Organic dual-gate phototransistors and non-fullerene solar cells
Dr. Philip Chow
Research Assistant Professor
Department of Chemistry
The Hong Kong University of Science and Technology
Date & Time
Room 7-37, Haking Wong Building, HKU
Organic materials are promising for flexible and semi-transparent photodetectors. Two classes of organic photodetectors that have been developed are photodiodes and phototransistors. Photodiodes generate linear but weak signal upon incoming light, while phototransistors can achieve high gain but sub-linear photoresponse.
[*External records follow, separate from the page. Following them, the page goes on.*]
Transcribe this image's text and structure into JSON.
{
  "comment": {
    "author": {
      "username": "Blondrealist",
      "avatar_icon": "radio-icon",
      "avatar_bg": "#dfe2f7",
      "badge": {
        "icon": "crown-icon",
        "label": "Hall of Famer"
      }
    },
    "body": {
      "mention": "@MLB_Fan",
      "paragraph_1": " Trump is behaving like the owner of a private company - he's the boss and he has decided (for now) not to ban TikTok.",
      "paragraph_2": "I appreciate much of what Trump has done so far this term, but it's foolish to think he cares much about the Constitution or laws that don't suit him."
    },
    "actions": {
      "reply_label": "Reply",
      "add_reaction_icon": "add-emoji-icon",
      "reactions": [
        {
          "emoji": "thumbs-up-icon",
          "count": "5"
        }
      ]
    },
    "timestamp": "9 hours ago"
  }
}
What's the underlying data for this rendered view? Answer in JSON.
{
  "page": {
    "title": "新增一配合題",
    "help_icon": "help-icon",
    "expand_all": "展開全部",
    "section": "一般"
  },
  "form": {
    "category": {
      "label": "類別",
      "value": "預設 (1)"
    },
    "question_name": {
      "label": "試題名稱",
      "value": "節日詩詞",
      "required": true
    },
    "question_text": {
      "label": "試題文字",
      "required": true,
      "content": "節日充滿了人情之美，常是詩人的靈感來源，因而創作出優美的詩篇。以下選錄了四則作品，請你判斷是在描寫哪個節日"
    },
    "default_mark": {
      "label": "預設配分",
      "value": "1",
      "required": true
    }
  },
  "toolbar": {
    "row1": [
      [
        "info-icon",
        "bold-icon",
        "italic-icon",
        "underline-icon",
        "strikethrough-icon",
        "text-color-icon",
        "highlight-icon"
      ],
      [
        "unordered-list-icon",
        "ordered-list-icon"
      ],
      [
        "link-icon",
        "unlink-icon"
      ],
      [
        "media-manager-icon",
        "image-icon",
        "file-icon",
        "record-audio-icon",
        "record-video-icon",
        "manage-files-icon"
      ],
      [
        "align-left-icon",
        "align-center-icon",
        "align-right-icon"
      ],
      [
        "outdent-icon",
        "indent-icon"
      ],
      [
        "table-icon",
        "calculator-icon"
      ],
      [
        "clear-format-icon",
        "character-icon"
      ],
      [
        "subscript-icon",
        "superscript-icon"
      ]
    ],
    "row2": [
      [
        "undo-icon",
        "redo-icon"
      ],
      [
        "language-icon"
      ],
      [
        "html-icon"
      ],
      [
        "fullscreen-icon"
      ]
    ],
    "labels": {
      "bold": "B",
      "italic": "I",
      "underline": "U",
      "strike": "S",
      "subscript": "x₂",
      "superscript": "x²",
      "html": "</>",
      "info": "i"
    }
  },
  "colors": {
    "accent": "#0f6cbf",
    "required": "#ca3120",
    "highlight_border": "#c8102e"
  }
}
This talk discusses a new device concept of organic dual-gate phototransistor that combines the operation of photodiodes and phototransistors to simultaneously enable high-gain and linear photoresponse without requiring external circuitry. During dual-gate operation, the presence of both n- and p-type channels enables both photogenerated electrons and holes to efficiently separate and transport in the same semiconducting layer. This operation enables effective control of trap carrier density that leads to linear photoresponse with high photoconductive gain and a significant reduction of electrical noise. The use of organic dual-gate phototransistors for high-performance imaging and recent advances in non-fullerene organic photodiodes will be discussed.
Philip Chow received his Ph.D. degree from the University of Cambridge in 2016 for his studies of charge dynamics in organic solar cells with Prof Richard Friend. After his Ph.D. he was awarded a JPSP Overseas Research Fellowship to work with Prof Takao Someya at the University of Tokyo, where he focused on developing organic photodetectors for imaging applications. He joined HKUST as a Research Assistant Professor in 2017, and his current research interests include non-fullerene organic solar cells and optoelectronic devices.
Advanced Materials and Energy